The visuals in the ‘summary’ or front page of the report are meant to be read from left to right. The information displayed relates to patients who are 65 years and over who were discharged from hospital during the annual flu vaccination period of October to November, irrespective of the condition they were admitted for.
The bar chart on the left shows the number of patients discharged from hospital and were subsequently admitted 14 days after the discharge with a primary diagnosis of flu. For patients who have had more than one discharge during the annual flu vaccination period, only the first discharge is considered to avoid double counting the patient.
The chart in the middle shows number of admissions by month for patients admitted with a primary diagnosis of flu, 14 days after their earliest discharge during the annual flu vaccination period.
The funnel chart at the right shows the number of people that were discharged from hospital during the annual flu vaccination period who died, some with flu as cause of death.
On the right-hand side of the page there are two links which provide additional information related to this subject. The charts in the ‘Background information’ page displays the timeseries showing the growth in number of flu related deaths and hospitalisations which provides some context for this analysis. The tables and charts in the ‘Trust level information’ page of the report shows the same information broken down to Trust level. User can select a Trust and additionally see information for its top 10 peers as well.
The table lists the filters applied to HES Admitted Patient Care (APC) data.
|HES APC data attribute||Codes|
|DIAG_03_01 (3-character primary diagnosis)||
J10 = Influenza due to identified seasonal influenza virusJ11 = Influenza, virus not identified
|EPISTAT (Episode status)||3 = Finished episode|
|EPIORDER (Episode order)||1 = First episode in spell|
|STARTAGE (age at start of episode)||Between 65 and 120|
|CLASSPAT (Patient classification)||
1 = Ordinary admission
2 = Day case admissionUsed to filter patients discharged during annual flu vaccination cycle who have had a subsequent admission with primary diagnosis of Flu
Notes and data sources
- All hospital data are sourced from Hospital Episodes Statistics (HES) Admitted Patient Care (APC) Commissioning Data Set.
- Published APC data for the period April 2017 to March 2018 has been used in this report to display information in the ‘Summary’ page related to discharges during vaccination period and subsequent admissions caused by flu.
- Published APC data for financial years 2008-09 to 2017-18 has been used to create the timeseries charts.
- ONS death registrations data for the period January 2000 to September 2018 that has been linked to HES has been used to display information on deaths caused by flu. This dataset is also known as the Linked HES-ONS mortality dataset.
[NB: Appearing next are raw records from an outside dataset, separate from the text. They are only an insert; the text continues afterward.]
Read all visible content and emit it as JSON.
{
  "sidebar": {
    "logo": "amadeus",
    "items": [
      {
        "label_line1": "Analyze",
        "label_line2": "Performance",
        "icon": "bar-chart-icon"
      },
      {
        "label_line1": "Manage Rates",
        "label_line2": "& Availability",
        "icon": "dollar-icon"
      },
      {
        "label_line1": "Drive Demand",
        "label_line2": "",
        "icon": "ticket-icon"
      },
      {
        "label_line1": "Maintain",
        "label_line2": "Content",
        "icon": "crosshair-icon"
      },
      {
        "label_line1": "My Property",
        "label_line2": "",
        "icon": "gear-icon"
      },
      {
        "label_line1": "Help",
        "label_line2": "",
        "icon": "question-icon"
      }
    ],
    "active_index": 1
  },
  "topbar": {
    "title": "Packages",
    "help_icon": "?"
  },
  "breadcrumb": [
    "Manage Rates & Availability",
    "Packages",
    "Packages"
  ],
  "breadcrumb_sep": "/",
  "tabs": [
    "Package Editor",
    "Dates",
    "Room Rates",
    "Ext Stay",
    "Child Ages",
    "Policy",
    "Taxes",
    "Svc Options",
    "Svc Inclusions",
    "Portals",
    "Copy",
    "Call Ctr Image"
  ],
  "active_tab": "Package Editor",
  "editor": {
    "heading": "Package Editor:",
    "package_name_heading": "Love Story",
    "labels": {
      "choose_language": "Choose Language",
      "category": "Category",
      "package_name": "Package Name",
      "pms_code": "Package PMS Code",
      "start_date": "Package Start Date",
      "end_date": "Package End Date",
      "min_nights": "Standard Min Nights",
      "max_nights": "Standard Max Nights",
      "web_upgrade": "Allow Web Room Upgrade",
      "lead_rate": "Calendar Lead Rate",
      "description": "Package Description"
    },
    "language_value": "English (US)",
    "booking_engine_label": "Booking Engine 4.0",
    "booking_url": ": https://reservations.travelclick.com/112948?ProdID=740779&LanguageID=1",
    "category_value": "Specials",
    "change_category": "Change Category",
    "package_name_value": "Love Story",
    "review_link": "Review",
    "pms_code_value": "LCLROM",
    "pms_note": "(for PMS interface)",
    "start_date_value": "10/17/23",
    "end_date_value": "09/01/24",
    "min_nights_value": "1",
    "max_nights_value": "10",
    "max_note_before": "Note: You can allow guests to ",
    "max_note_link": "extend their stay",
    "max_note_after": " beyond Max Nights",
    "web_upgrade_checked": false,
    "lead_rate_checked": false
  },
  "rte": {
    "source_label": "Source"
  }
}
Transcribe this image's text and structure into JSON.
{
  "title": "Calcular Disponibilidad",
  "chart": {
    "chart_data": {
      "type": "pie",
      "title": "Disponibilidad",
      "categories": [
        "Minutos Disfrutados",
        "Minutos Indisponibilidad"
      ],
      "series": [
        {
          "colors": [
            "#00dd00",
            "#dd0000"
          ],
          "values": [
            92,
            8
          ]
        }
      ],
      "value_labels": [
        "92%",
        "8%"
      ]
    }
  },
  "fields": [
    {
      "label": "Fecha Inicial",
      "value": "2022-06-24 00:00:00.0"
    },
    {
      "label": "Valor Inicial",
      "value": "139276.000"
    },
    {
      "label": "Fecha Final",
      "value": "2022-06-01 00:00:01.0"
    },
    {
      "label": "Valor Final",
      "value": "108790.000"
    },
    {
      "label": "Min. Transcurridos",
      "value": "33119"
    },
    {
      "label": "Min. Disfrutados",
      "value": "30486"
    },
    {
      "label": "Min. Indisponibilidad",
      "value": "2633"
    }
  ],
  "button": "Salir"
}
It is worth noting that not all persons in the ONS death registrations dataset will match to a patient in HES for one of the following reasons. Identifiable data for some patients are anonymised in HES for various reasons which prevents data linkage for those persons. Additionally, linkage will not happen where there are data quality issues such as missing or invalid identifiers or if the person does not have data in HES.
In accordance with HES disclosure control guidance all numbers between 1 and 7 have been rounded to 5, everything else has been rounded to the nearest five.